The Extended Vehicle Concept
The ‘extended vehicle concept’ enables a standardisation of the access to car data by third-parties and has been filed as an ISO standard, specifically ISO 20078–1. By having this ISO standard, different services and interfaces can work with the data — both anonymous and personalised vehicle data — irrespective of the system they are using. Currently, the ISO standard enables access to read-only data.
The extended vehicle concept is a framework for sharing vehicle telematics data with independent service providers.

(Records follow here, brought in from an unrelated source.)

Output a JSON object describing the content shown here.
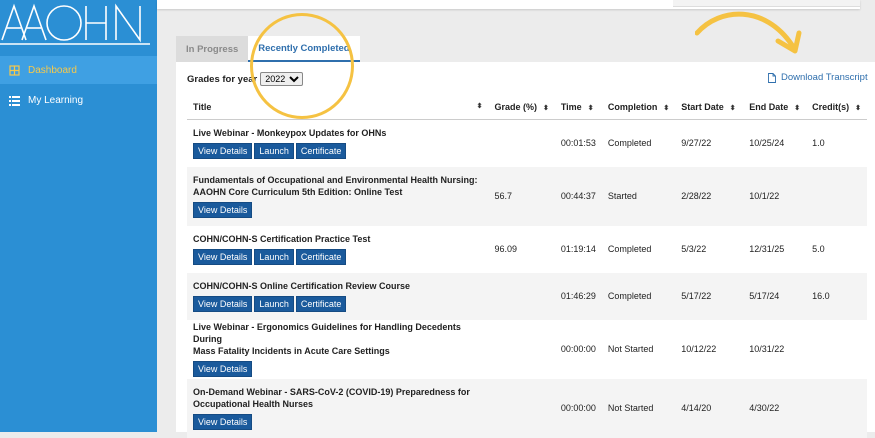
{
  "brand": {
    "logo_text": "AAOHN",
    "accent": "#2b8fd4"
  },
  "sidebar": {
    "items": [
      {
        "label": "Dashboard",
        "icon": "dashboard-icon",
        "active": true
      },
      {
        "label": "My Learning",
        "icon": "list-icon",
        "active": false
      }
    ]
  },
  "tabs": [
    {
      "label": "In Progress",
      "active": false
    },
    {
      "label": "Recently Completed",
      "active": true
    }
  ],
  "filter": {
    "label": "Grades for year",
    "selected": "2022"
  },
  "download": {
    "label": "Download Transcript",
    "icon": "document-icon"
  },
  "table": {
    "headers": [
      "Title",
      "Grade (%)",
      "Time",
      "Completion",
      "Start Date",
      "End Date",
      "Credit(s)"
    ],
    "rows": [
      {
        "title_lines": [
          "Live Webinar - Monkeypox Updates for OHNs"
        ],
        "grade": "",
        "time": "00:01:53",
        "completion": "Completed",
        "start": "9/27/22",
        "end": "10/25/24",
        "credits": "1.0",
        "buttons": [
          "View Details",
          "Launch",
          "Certificate"
        ]
      },
      {
        "title_lines": [
          "Fundamentals of Occupational and Environmental Health Nursing:",
          "AAOHN Core Curriculum 5th Edition: Online Test"
        ],
        "grade": "56.7",
        "time": "00:44:37",
        "completion": "Started",
        "start": "2/28/22",
        "end": "10/1/22",
        "credits": "",
        "buttons": [
          "View Details"
        ]
      },
      {
        "title_lines": [
          "COHN/COHN-S Certification Practice Test"
        ],
        "grade": "96.09",
        "time": "01:19:14",
        "completion": "Completed",
        "start": "5/3/22",
        "end": "12/31/25",
        "credits": "5.0",
        "buttons": [
          "View Details",
          "Launch",
          "Certificate"
        ]
      },
      {
        "title_lines": [
          "COHN/COHN-S Online Certification Review Course"
        ],
        "grade": "",
        "time": "01:46:29",
        "completion": "Completed",
        "start": "5/17/22",
        "end": "5/17/24",
        "credits": "16.0",
        "buttons": [
          "View Details",
          "Launch",
          "Certificate"
        ]
      },
      {
        "title_lines": [
          "Live Webinar - Ergonomics Guidelines for Handling Decedents During",
          "Mass Fatality Incidents in Acute Care Settings"
        ],
        "grade": "",
        "time": "00:00:00",
        "completion": "Not Started",
        "start": "10/12/22",
        "end": "10/31/22",
        "credits": "",
        "buttons": [
          "View Details"
        ]
      },
      {
        "title_lines": [
          "On-Demand Webinar - SARS-CoV-2 (COVID-19) Preparedness for",
          "Occupational Health Nurses"
        ],
        "grade": "",
        "time": "00:00:00",
        "completion": "Not Started",
        "start": "4/14/20",
        "end": "4/30/22",
        "credits": "",
        "buttons": [
          "View Details"
        ]
      }
    ]
  },
  "annotation_color": "#f5c242"
}
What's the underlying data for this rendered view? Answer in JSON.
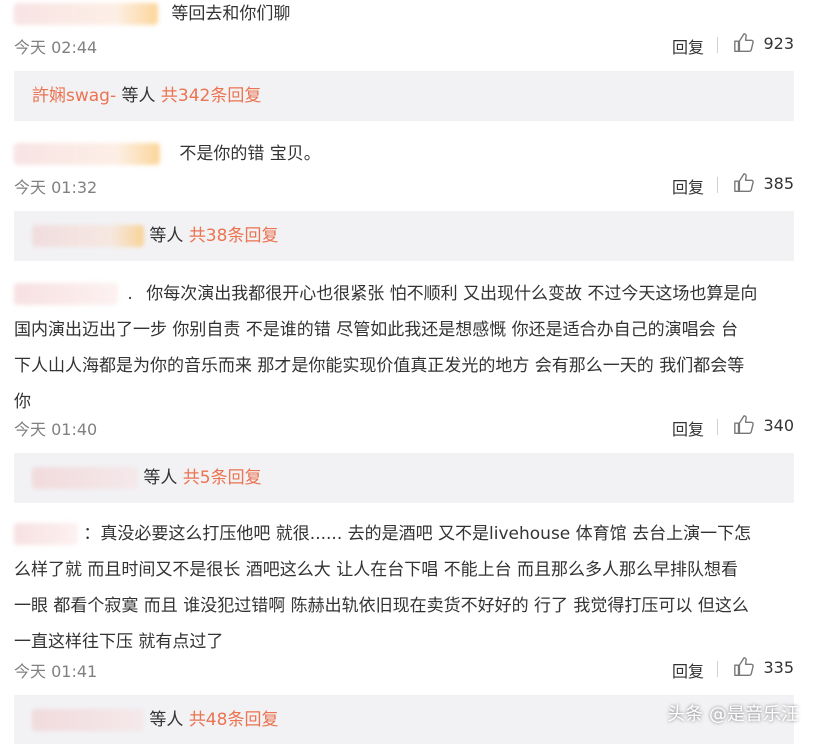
{
  "comments": [
    {
      "text_lines": [
        "等回去和你们聊"
      ],
      "time": "今天 02:44",
      "reply_label": "回复",
      "likes": "923",
      "sub": {
        "name": "許娴swag-",
        "and_label": "等人",
        "count_label": "共342条回复"
      }
    },
    {
      "text_lines": [
        "不是你的错 宝贝。"
      ],
      "time": "今天 01:32",
      "reply_label": "回复",
      "likes": "385",
      "sub": {
        "name": "",
        "and_label": "等人",
        "count_label": "共38条回复"
      }
    },
    {
      "text_lines": [
        "你每次演出我都很开心也很紧张 怕不顺利 又出现什么变故 不过今天这场也算是向",
        "国内演出迈出了一步 你别自责 不是谁的错 尽管如此我还是想感慨 你还是适合办自己的演唱会 台",
        "下人山人海都是为你的音乐而来 那才是你能实现价值真正发光的地方 会有那么一天的 我们都会等",
        "你"
      ],
      "time": "今天 01:40",
      "reply_label": "回复",
      "likes": "340",
      "sub": {
        "name": "",
        "and_label": "等人",
        "count_label": "共5条回复"
      }
    },
    {
      "text_lines": [
        "：真没必要这么打压他吧 就很...... 去的是酒吧 又不是livehouse 体育馆  去台上演一下怎",
        "么样了就 而且时间又不是很长 酒吧这么大 让人在台下唱 不能上台 而且那么多人那么早排队想看",
        "一眼 都看个寂寞 而且 谁没犯过错啊 陈赫出轨依旧现在卖货不好好的 行了 我觉得打压可以 但这么",
        "一直这样往下压 就有点过了"
      ],
      "time": "今天 01:41",
      "reply_label": "回复",
      "likes": "335",
      "sub": {
        "name": "",
        "and_label": "等人",
        "count_label": "共48条回复"
      }
    }
  ],
  "watermark": "头条 @是音乐汪",
  "colors": {
    "accent": "#eb7350",
    "subbox_bg": "#f2f2f5",
    "meta_text": "#808080"
  },
  "icons": {
    "like": "thumbs-up-icon"
  }
}
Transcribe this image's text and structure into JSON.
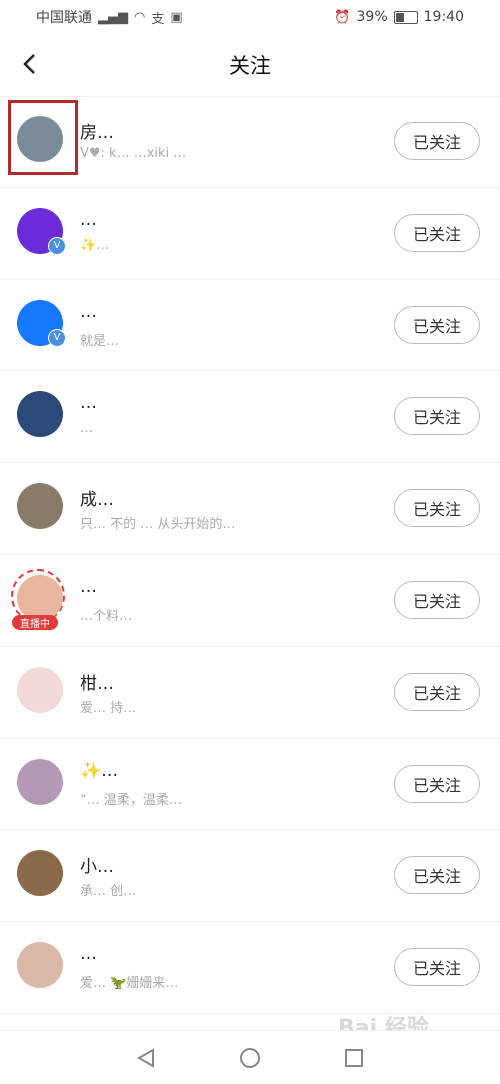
{
  "status_bar": {
    "carrier": "中国联通",
    "signal": "᷊ıll",
    "battery_pct": "39%",
    "time": "19:40",
    "battery_level": 0.39
  },
  "header": {
    "title": "关注"
  },
  "list": [
    {
      "name": "房…",
      "subtitle": "V♥: k…  …xiki …",
      "button": "已关注",
      "avatar_color": "#7a8c9a",
      "badge": ""
    },
    {
      "name": "…",
      "subtitle": "✨…",
      "button": "已关注",
      "avatar_color": "#6c2bd9",
      "badge": "V"
    },
    {
      "name": "…",
      "subtitle": "就是…",
      "button": "已关注",
      "avatar_color": "#1677ff",
      "badge": "V"
    },
    {
      "name": "…",
      "subtitle": "…",
      "button": "已关注",
      "avatar_color": "#2b4a7a",
      "badge": ""
    },
    {
      "name": "成…",
      "subtitle": "只… 不的 … 从头开始的…",
      "button": "已关注",
      "avatar_color": "#8a7a6a",
      "badge": ""
    },
    {
      "name": "…",
      "subtitle": "…个料…",
      "button": "已关注",
      "avatar_color": "#e9b7a0",
      "badge": "直播中"
    },
    {
      "name": "柑…",
      "subtitle": "爱… 持…",
      "button": "已关注",
      "avatar_color": "#f3d9d9",
      "badge": ""
    },
    {
      "name": "✨…",
      "subtitle": "“… 温柔，温柔…",
      "button": "已关注",
      "avatar_color": "#b59ab8",
      "badge": ""
    },
    {
      "name": "小…",
      "subtitle": "承…  创…",
      "button": "已关注",
      "avatar_color": "#8a6a4a",
      "badge": ""
    },
    {
      "name": "…",
      "subtitle": "爱…  🦖姗姗来…",
      "button": "已关注",
      "avatar_color": "#d9b8a8",
      "badge": ""
    }
  ],
  "nav": {
    "back_icon": "back-triangle",
    "home_icon": "home-circle",
    "recent_icon": "recent-square"
  },
  "watermark": "Bai 经验"
}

The extended vehicle concept functions in line with very clearly defined technical, data protection and competition rules which ensure the security of the data and the user’s privacy. It is also designed to reduce liability risks. These are huge benefits to the consumer who can be reassured that their data is not being exploited or used without their consent by any companies which have not been explicitly permitted to use it.
Personalised Vehicle Data (vehicle-based data)
Vehicle data in anonymised form has been available to independent service providers and data exchange platforms for a while, but personalised vehicle data is enabling a new era for the car industry. It is the data that is identifiable to a certain vehicle identification number (VIN). With access to personalised vehicle data, third party services and applications are able to tailor their offerings specifically to each user, in other words - car is becoming a developer platform just like a smartphone.
The Neutral Server
The Neutral Server is described is an independent intermediary that is engaged by the carmakers in enabling data access to independent service providers. These servers are called ‘neutral’ because they are not subsidiaries of the vehicle manufacturers, but instead wholly independent of them, financially and operationally. High Mobility is operating as a Neutral Server for Mercedes-Benz, BMW & MINI vehicles, with more manufacturers being added over time.
The Neutral Server is a remote and secure server where car data can be accessed securely, without allowing third parties direct access to the user’s physical vehicle.
For the end user the Neutral Server is almost invisible. The main benefit for developers is that with a platform like High Mobility they can utilise one technical interface, and one standardised data contract to connect with all supported manufacturers.
Though consumers are accustomed to sharing all kinds of data from their phones, authorising access to vehicle data is a new and sensitive topic. With personalised vehicle data, users will always connect third party services with their vehicles themselves via a consent flow.
The consent flow is a series of views on a device that takes the user through the steps necessary to enable their vehicle to share selected data points with third party applications. For instance, a personalised car insurance application may want to track how much you drive your car - so you can connect the insurance application to your car and allow communication on your behalf.
Why do car manufacturers use neutral data platforms?
By entering a data partnership with a neutral server the car maker can multiply the number of businesses it can potentially work with. Most brand-specific use cases will be covered by the carmaker’s own app-suite but anything that wishes to work with multiple car makers can go through independent data platforms. In the latter case, developer support and verification responsibilities are also shifted.
Independent, standardised data platforms are multipliers to carmakers’ own data monetisation efforts.
Another benefit to car makers of using a neutral server is it allows them to cater to new data consumer segments that they might not otherwise have the bandwidth or team to cater to. By allowing third parties access to vehicle data they are letting experts in each field provide high quality services to the car drivers demanding them. Third parties with local knowledge can cater to new markets, benefiting the driver and therefore the car maker significantly.
Why are developers falling in love with standardised data platforms?
For third party services like insurance, EV charging and routing applications, maintenance services and the many hundreds of other services now looking into moving away from aftermarket hardware, a standardised data platform offers a much lower barrier of entry for accessing vehicle data. In part this is due to the fact that there is finally a way for them to build on a scalable interface without limitations. The third party can choose which neutral server it wishes to work with, and, once verified it is then free to work with the vehicle data it needs to provide an optimum service to its customers, without complicated contracts or technical integrations. Using this software means that the old system of hardware or dongles is becoming redundant and business models can be scaled more quickly to meet the needs of a growing customer base.
What is unique about High Mobility?
High Mobility is the first car data platform that is built on openness and data privacy. Anyone can register, use our car simulators and download SDKs and sample apps to get a prototype running. High Mobility will never read, enrich, or manipulate the car data in any way.